- Added $15 million to critical minerals extraction and processing, bringing the total to $127.4 million since the 2020 provincial budget. In contrast, no money ($0) is allocated to the recycling or circular economy sectors, compared with the $6 million announced as part of the 2021 budget and $18 million allocated in the 2020 budget for battery recycling.
- The word "mining" appears 29 times in the 2022 budget, compared with 17 times in the 2021 Budget and 4 times in the 2020 budget.
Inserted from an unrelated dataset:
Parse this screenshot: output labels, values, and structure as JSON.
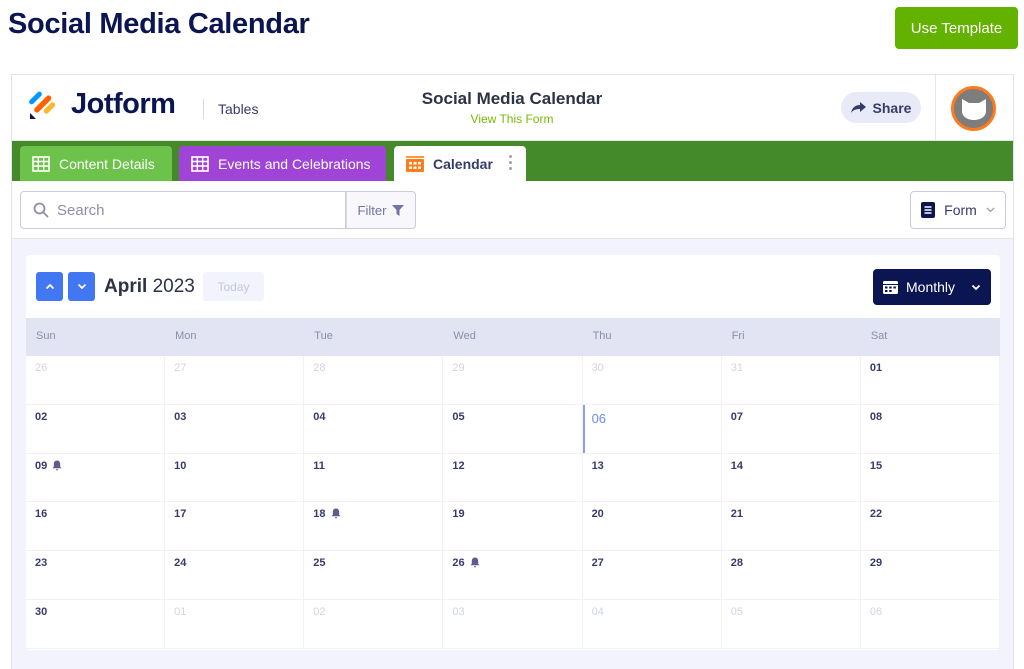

In contrast, the words "recycling" or "circular economy" appeared 26 times in the 2020 budget, 9 times in the 2021 budget and only once in the 2022 budget.
- Added $38.5 million for an “Asbestos and Asbestos Residue Management Plan,” of which 38% ($14.5 million) is for “accompanying and guiding partners,” without specifying the objectives of this accompaniment, nor how the funds will be spent.
- Added $27.7 million for "Reducing Air and Noise Pollution," including a program to support "the achievement of air quality standards, particularly with respect to nickel, and should address the current issues posed by the extraction, storage and transportation of this mineral." While this objective is commendable, its implementation runs counter to the polluter pays principle and is completely inconsistent with the Quebec government’s previously-stated intention of relaxing air pollution standards for nickel. The government is acting as both arsonist and firefighter.
- There is no money ($0) to modernize the current frameworks and strengthen the capacity of municipalities, MRCs and First Nations to establish "Territories Incompatible with Mining Activity" under the Quebec Mining Act.
The coalition points out that the Quebec government has already committed close to $1 billion to mining projects in recent years, notably through the Ministry of the Economy and Innovation and Investissement Québec.
For more information:
- Ugo Lapointe, la Coalition Québec meilleure mine, c.514-708-0134
- Rodrigue Turgeon, MiningWatch Canada, 819-444-9226
- Rébecca Pétrin, Eau Secours, 514-246-9075
- (Laurentians) Tom Arnold, Mayor of Grenville-sur-la-Rouge, 613-677-1001
- (Outaouais) Louis St-Hilaire, Regroupement pour la protection des lacs de la Petite Nation, 514-591-9167
- (Lanaudière) Gilles Cartier and Daniel Tokatélof, Association pour la protection du Lac Taureau, 514-212-2112, or May Dagher, Coalition des opposants à un projet minier en Haute-Matawinie, 438-820-5800
- (Abitibi-T.) Marc Nantel, Regroupement vigilance mines de l'Abitibi-Témiscamingue, 819-737-8620, 819-734-7981, or Henri Jacob of Action boréale, 819-738-5261